Xperi and the National Association of Broadcasters believe many FM HD Radio stations in the United States should be allowed to raise their digital power levels and could do so without causing interference problems. So they are asking the Federal Communications Commission to update the formula that is used to make those distinctions.
In a petition for rulemaking, the organizations say the change would allow more HD Radio stations to increase digital power over the currently authorized digital ERP of –14 dBc, without need for separate FCC authorization.
“Approving this request will serve the public interest by improving digital FM coverage and digital FM signal penetration of buildings while continuing to minimize the probability of harmful interference to adjacent-channel stations,” Xperi and NAB wrote. Xperi is the developer and licensor of HD Radio technology.
The commission originally authorized FM stations to operate with digital ERP equal to 1 percent of analog power or –20 dBc. In 2010 it allowed stations to operate at –14 dBc but to allow stations that meet certain guidelines to increase to –10 dBc, or 10 percent of analog power.
In some cases, to operate above –14 dBc, stations must submit a request with an analysis of its potential to cause interference to adjacent-channel analog signals. It used a technical formula developed by National Public Radio and supported by Xperi predecessor iBiquity Digital.
But Xperi and NAB said this approach was intentionally conservative and can now be loosened based on field experience. It said the existing approach uses symmetric sidebands for all calculations, eliminating a path for many stations to increase power on at least one sideband and improve digital coverage. Further, they said, real-world experience has shown that the existing formula is too restrictive.
In practice, the digital service has never replicated analog coverage, and the proponents say this has frustrated some radio owners and slowed station adoption of the technology. They say a less-restrictive “market-based formula for assessing digital interference risk” will help encourage more adoption by radio stations.
“The proposed formula better reflects the real-world interference environment in the FM band and the appropriate level of protection that first-adjacent stations need from harmful interference,” they wrote.
(The petition dovetails with a request filed in 2019 for a rulemaking proceeding to permanently authorize FM radio stations to utilize IBOC with asymmetric sideband power levels without the need for separate or experimental authorization.

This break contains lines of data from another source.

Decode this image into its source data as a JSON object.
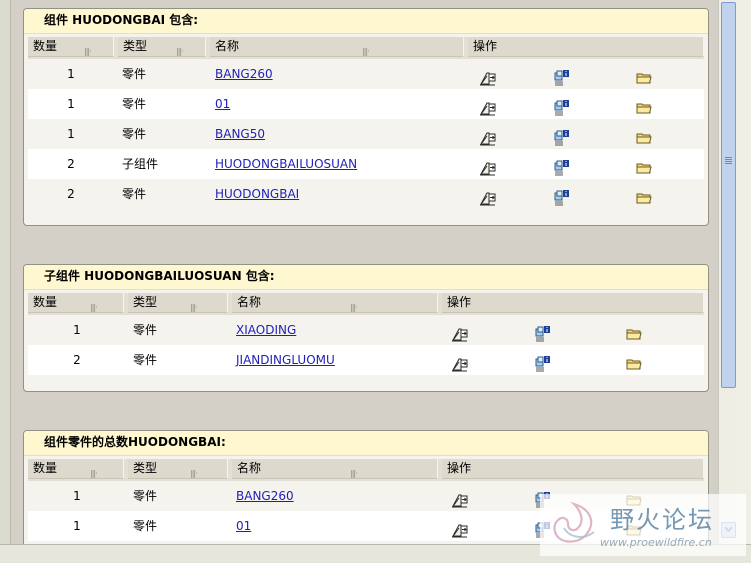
{
  "headers": {
    "qty": "数量",
    "type": "类型",
    "name": "名称",
    "ops": "操作"
  },
  "panel1": {
    "title": "组件 HUODONGBAI 包含:",
    "rows": [
      {
        "qty": "1",
        "type": "零件",
        "name": "BANG260"
      },
      {
        "qty": "1",
        "type": "零件",
        "name": "01"
      },
      {
        "qty": "1",
        "type": "零件",
        "name": "BANG50"
      },
      {
        "qty": "2",
        "type": "子组件",
        "name": "HUODONGBAILUOSUAN"
      },
      {
        "qty": "2",
        "type": "零件",
        "name": "HUODONGBAI"
      }
    ]
  },
  "panel2": {
    "title": "子组件 HUODONGBAILUOSUAN 包含:",
    "rows": [
      {
        "qty": "1",
        "type": "零件",
        "name": "XIAODING"
      },
      {
        "qty": "2",
        "type": "零件",
        "name": "JIANDINGLUOMU"
      }
    ]
  },
  "panel3": {
    "title": "组件零件的总数HUODONGBAI:",
    "rows": [
      {
        "qty": "1",
        "type": "零件",
        "name": "BANG260"
      },
      {
        "qty": "1",
        "type": "零件",
        "name": "01"
      }
    ]
  },
  "action_icons": [
    "edit-arrow-icon",
    "copy-info-icon",
    "folder-icon"
  ],
  "watermark": {
    "text": "野火论坛",
    "url": "www.proewildfire.cn"
  },
  "colors": {
    "panel_header": "#fff7cf",
    "link": "#1f1fb8",
    "scroll_thumb": "#c1d2ee",
    "grey_bg": "#d4d0c8"
  }
}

Xperi and NAB are now asking that the two petitions be combined into one rulemaking proceeding.)
If more stations adopt HD Radio, Xperi and NAB wrote, transmission equipment manufacturers will continue to invest in the development of digital radio equipment, reducing equipment costs and expanding the ability of smaller broadcasters to afford the conversion to HD Radio.
They told the FCC that they conducted an engineering study working with broadcast engineers at Audacy and iHeartMedia examining a number of short-spaced FM stations and collecting data.
“The study identified many stations currently operating at –14 dBc that exceed the interference levels the current formula would prohibit for stations seeking to operate above –14 dBc. However, even with those elevated levels of potential digital interference, there have been no well-documented reports of interference by any of those stations.”
They concluded that the formula was restricting increases in digital power even at levels that would not cause harmful interference.
In addition, field tests using pubcaster WNYC(FM), and Audacy stations WZMX(FM) and WIP(FM), were conducted with FCC experimental authority to determine if the Audacy stations could operate at the proposed higher power without creating interference to first-adjacent channel WNYC. Separate tests in Connecticut and New Jersey determined “there was no significant change or degradation of the desired WNYC signal” as the Audacy stations raised power.
Data from Xperi indicates growth in the number of HD Radios in the field, mostly in vehicles. The firm says 59% of new vehicles delivered in the U.S. contain original equipment HD Radios and that in total, 90 million HD Radio receivers have been installed in cars and trucks.
The FCC adopted hybrid HD Radio in-band, on-channel operation in 2002. Of the roughly 10,875 FM stations in the United States, approximately 2,600 broadcast in digital FM.
The proposed new formula and supporting documentation are laid out in the petition, which you can read here.
An earlier version of this article stated incorrectly that WNYC raised its power level during the tests.